Unused agricultural land in the Republic of Croatia by local self-government units

Zrinka Mesić, PhD., from Oikon, also a professor at the University of Karlovac, believes that: – According to the Constitution of the Republic of Croatia, land, flora and fauna, or nature, have “special protection” of the Republic. A large number of overgrown farmland surfaces represents our untapped resource, but it also reduces the diversity of our wildlife. The arable land cultivation initiation is also essential for the protection of wildlife.

Unused agricultural land in the Republic of Croatia – spatial distribution

Oikon shall make its maps and all its further analyzes available to anyone in the Republic of Croatia who may benefit from them. We will submit the results of our analysis upon written request and free of charge in the format of an active spatial data base to local self-government units, the Ministry of Agriculture, the Paying Agency in  Agricultural and other participants that are key in the creation and implementation of agricultural policies.

We invite everyone who wishes and who can contribute to join the initiative “Let’s Plow Croatian Fields!” as soon as possible. Every crisis is also an opportunity. Let us seize this opportunity and mobilize Croatia’s agricultural potential. Let’s plow Croatian fields! Let’s plant Croatian gardens! Let’s tidy up the pastures and populate them with animals! But let’s act now! – emphasizes Dalibor Hatić.

Do you have any questions or suggestions regarding the “Let’s Plow Croatian fields!” Initiative? Would you like to join us and contribute with your knowledge? Email us at: zaorimohrvatskapolja@oikon.hr.

Note: The maps show areas that are suitable for agricultural use and are not currently in use, former arable land overgrown with perennial weeds or shrubs, grasslands and former pastures in overgrowth, areas of maquis and garigues that were burned in fires, etc.

Method of estimating the unused agricultural land area in the Republic of Croatia

Oikon Ltd. has prepared an assessment and agricultural land use maps in the Republic of Croatia for 2012 (SAGRA 1 – Romić et al. 2014[1]) and 2018 (SAGRA 2 – Ondrašek et al. 2019[2]) as a subcontractor for the Faculty of Agriculture, University of Zagreb. Projects were developed for Hrvatske vode to assess the impact of agriculture on surface and groundwater. These maps also show agricultural land not used in agricultural production. Spatial overlaps of unused agricultural land with a soil suitability map of the Republic of Croatia (Bogunović et al. 1997[3]) and a map of non-forest terrestrial habitats of the Republic of Croatia 2016 (Bioportal RH[4]) provide an estimation as to which areas of unused agricultural land could be utilized for agricultural production in a short period of time. This primarily applies to neglected agricultural areas overgrown with ruderal vegetation and those where succession of woody vegetation has begun and areas that burned in open-air fires.

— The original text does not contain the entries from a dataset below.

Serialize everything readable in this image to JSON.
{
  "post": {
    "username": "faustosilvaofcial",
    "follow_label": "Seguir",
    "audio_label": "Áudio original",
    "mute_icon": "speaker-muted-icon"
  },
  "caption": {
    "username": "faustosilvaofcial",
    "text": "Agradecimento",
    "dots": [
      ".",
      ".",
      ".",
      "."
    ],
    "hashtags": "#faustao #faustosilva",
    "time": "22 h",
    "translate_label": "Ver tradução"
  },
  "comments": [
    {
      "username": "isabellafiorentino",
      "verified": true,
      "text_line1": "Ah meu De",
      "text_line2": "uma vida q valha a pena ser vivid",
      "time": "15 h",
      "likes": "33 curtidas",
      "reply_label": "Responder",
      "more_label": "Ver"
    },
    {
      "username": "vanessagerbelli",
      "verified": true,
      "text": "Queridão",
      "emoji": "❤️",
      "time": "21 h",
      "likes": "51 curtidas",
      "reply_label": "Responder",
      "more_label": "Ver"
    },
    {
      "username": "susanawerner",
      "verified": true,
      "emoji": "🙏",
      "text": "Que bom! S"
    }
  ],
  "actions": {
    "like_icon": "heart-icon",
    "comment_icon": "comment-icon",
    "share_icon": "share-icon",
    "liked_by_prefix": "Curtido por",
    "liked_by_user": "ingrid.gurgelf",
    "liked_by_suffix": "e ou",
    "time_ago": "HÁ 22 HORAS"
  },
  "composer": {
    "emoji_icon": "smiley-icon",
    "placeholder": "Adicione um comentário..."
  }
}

[1] Romić, D., S. Husnjak, M. Mesić, K. Salajpal, K. Barić, M. Poljak, M. Romić, M. Konjačić, Vnučec, H. Bakić, M. Bubalo,  M. Zovko, L. Matijević, Z. Lončarić, Ž. Brkić, O. Larva, V. Kušan,  (2014): Impact of agriculture on surface and groundwater pollution in the Republic of Croatia, Faculty of Agriculture, University of Zagreb, 295 pg., https://www.voda.hr/sites/default/files/dokumenti/utjecaj_poljoprivrede_na_oneciscenje_povrsinskih_i_podzemnih_voda_u_republici_hrvatskoj.pdf, accessed 1. 4. 2020.

[2] G. Ondrašek, D. Romić, M. Bubalo Kovačić, H. Bakić Begić, M. Mesić, I. Šestak, K. Barić, A. Pintar, R. Bažok, K. Salajpal, I. Vnučec, M. Konjačić, Ž. Brkić, I. Žiža, I. Tomljenović, B. Radun, V. Kušan, (2019): Determination of priority groundwater monitoring areas within an intensive agricultural area, Faculty of Agriculture, University of Zagreb, Study, Client: Hrvatske vode Zagreb, 295 pg.

[3] Bogunović, M., Vidaček, Ž., Racz, Z., Husnjak, S. & Sraka Mario (1997) Soil suitability map of the Republic of Croatia and its use. Agronomy Gazette, 59 (5-6), 363-399.

[4] http://www.bioportal.hr/gis, accessed 1. 4. 2020.

Oikon d.o.o.
Oikon d.o.o.